▶ [Work order] Please find every line in the entries below that contains the string "initial", and copy it.

▶ [Data entries]
· · · ·
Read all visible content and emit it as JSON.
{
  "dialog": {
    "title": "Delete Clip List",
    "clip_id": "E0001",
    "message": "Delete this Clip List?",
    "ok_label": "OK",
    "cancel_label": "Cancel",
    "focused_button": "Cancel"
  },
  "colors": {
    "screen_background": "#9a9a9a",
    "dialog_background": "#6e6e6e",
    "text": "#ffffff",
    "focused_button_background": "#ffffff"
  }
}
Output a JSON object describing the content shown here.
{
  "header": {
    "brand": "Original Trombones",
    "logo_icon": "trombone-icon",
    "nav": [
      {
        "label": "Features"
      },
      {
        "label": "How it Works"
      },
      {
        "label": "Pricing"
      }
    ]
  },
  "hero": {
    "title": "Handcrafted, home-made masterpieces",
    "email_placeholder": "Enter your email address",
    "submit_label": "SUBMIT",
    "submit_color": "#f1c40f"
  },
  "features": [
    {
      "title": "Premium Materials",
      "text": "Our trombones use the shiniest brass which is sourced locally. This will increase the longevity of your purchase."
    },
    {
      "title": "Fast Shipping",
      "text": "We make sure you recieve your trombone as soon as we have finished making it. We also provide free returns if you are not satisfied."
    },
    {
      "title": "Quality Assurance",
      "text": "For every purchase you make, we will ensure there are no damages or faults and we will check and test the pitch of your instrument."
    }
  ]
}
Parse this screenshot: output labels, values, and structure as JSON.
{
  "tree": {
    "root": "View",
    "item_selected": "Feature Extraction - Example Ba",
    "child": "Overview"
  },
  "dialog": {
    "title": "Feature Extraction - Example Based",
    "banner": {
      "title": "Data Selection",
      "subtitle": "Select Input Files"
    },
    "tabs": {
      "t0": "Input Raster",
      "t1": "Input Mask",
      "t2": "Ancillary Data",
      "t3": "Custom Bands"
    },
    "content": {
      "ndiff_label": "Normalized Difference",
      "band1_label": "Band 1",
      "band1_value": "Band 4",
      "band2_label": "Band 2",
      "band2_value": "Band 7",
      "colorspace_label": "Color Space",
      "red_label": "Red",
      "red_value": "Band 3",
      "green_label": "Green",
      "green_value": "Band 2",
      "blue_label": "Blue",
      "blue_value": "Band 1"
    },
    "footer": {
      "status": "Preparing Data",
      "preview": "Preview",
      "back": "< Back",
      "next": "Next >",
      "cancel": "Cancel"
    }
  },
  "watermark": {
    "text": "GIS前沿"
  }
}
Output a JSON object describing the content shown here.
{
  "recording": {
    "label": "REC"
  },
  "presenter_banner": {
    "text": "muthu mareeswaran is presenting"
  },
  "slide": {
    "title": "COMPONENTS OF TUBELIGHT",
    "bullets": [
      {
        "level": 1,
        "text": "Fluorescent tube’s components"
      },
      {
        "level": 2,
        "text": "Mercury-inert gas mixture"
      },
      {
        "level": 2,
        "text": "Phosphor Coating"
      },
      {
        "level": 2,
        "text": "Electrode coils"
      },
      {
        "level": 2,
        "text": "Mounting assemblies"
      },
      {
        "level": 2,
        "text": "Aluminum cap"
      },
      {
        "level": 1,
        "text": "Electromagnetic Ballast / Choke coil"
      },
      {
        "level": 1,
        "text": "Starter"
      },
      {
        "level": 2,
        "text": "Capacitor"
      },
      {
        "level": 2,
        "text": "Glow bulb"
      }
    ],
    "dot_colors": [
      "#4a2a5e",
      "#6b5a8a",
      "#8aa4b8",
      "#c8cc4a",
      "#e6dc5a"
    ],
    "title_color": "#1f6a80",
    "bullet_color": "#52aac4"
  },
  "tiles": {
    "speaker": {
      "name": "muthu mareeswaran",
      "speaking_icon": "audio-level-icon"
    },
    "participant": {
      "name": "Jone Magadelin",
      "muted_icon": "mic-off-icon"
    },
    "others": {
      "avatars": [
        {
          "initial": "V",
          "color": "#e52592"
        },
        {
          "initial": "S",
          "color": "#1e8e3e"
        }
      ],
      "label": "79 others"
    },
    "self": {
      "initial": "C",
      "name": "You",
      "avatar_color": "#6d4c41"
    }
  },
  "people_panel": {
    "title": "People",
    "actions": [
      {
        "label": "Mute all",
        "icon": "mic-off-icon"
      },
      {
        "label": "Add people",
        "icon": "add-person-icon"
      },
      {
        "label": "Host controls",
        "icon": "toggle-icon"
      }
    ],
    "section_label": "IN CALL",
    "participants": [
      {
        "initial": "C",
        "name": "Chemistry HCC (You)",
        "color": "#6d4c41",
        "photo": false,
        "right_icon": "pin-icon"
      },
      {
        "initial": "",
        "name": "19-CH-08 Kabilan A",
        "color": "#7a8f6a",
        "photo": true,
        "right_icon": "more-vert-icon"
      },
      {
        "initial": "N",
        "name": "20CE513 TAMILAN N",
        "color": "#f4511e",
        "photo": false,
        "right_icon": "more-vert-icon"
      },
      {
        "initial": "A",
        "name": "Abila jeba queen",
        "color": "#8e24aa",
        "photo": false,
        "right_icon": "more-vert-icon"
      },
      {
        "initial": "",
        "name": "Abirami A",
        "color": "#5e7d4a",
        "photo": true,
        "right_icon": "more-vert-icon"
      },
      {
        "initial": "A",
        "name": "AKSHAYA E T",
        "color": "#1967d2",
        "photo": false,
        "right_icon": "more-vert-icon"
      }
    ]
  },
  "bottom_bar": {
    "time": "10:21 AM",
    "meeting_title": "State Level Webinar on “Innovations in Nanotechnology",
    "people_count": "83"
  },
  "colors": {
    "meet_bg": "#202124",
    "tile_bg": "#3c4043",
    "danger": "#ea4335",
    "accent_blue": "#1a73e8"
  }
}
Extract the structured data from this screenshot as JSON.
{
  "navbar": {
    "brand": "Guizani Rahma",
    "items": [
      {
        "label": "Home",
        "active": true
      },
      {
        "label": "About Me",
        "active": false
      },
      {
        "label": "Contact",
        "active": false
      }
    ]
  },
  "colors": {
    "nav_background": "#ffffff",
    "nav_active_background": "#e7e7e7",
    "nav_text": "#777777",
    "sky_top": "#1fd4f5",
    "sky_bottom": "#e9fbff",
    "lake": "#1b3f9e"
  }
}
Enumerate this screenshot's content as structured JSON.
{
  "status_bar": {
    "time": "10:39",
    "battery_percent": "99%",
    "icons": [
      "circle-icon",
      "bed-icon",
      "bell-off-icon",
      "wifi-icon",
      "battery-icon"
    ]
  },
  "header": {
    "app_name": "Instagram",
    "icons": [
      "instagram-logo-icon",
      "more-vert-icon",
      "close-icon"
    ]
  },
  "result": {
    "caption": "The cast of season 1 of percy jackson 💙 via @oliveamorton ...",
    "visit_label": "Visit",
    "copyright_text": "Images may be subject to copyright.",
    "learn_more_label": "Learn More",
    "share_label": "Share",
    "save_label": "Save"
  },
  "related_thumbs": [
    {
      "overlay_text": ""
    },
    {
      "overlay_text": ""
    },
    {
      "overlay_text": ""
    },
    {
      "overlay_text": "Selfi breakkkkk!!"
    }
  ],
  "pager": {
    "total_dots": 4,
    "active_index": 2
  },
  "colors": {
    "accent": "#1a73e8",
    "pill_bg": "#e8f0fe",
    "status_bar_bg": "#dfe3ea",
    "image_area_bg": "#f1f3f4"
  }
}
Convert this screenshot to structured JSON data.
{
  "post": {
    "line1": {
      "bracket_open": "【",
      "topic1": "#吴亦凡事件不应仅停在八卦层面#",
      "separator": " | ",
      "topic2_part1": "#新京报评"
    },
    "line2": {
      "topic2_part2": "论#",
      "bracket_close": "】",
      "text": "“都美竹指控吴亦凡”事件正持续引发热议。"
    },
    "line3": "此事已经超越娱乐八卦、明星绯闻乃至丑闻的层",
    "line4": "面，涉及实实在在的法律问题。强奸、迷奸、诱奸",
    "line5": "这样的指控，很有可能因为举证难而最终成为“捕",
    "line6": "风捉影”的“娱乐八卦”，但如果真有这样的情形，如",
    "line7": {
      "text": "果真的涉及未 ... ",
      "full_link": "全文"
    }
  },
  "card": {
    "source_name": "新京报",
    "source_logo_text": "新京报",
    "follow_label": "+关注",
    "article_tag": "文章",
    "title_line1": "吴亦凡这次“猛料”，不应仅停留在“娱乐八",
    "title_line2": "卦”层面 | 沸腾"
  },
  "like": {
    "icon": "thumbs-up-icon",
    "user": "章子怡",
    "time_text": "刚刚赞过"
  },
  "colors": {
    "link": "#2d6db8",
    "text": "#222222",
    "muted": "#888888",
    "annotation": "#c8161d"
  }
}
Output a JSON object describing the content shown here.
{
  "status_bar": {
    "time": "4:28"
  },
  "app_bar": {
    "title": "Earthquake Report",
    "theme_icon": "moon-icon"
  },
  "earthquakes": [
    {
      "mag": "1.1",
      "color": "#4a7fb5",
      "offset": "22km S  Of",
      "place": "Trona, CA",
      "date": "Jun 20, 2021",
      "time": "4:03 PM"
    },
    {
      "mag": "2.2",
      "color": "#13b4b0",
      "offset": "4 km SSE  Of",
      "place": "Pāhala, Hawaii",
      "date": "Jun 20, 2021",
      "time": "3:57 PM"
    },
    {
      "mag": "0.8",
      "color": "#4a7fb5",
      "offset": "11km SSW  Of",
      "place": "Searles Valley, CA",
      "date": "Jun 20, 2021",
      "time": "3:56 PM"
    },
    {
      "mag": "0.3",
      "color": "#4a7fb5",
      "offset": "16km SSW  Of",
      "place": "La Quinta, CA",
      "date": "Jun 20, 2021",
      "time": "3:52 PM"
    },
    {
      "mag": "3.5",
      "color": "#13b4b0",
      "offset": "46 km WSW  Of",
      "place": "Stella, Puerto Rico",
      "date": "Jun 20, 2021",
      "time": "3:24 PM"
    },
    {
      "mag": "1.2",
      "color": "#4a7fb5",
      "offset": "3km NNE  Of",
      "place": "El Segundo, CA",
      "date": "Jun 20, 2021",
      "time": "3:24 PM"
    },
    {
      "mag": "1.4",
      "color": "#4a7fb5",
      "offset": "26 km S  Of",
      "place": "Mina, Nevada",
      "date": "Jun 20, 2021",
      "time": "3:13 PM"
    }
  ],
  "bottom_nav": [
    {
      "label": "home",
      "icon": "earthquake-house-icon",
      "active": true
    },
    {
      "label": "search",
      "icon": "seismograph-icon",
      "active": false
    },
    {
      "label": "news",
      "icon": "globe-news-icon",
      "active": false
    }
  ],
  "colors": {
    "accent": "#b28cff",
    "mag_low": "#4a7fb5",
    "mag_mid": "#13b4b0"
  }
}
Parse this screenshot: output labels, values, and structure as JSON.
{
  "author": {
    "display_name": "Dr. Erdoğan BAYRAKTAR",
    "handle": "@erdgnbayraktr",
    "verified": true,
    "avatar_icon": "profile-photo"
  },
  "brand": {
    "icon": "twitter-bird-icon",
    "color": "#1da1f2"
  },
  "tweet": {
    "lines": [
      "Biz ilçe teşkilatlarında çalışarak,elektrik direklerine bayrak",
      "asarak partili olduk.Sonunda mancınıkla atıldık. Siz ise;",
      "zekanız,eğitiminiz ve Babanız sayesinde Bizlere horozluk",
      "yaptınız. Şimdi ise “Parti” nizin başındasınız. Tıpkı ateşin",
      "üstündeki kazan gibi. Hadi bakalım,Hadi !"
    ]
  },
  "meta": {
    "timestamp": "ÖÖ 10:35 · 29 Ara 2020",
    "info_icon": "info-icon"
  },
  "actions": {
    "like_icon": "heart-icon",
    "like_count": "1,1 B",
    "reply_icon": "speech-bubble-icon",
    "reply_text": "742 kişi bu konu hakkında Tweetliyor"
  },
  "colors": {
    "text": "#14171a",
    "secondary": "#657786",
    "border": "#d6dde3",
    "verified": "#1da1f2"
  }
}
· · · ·
▶ [Expected output]
          "initial": "V",
          "initial": "S",
      "initial": "C",
        "initial": "C",
        "initial": "",
        "initial": "N",
        "initial": "A",
        "initial": "",
        "initial": "A",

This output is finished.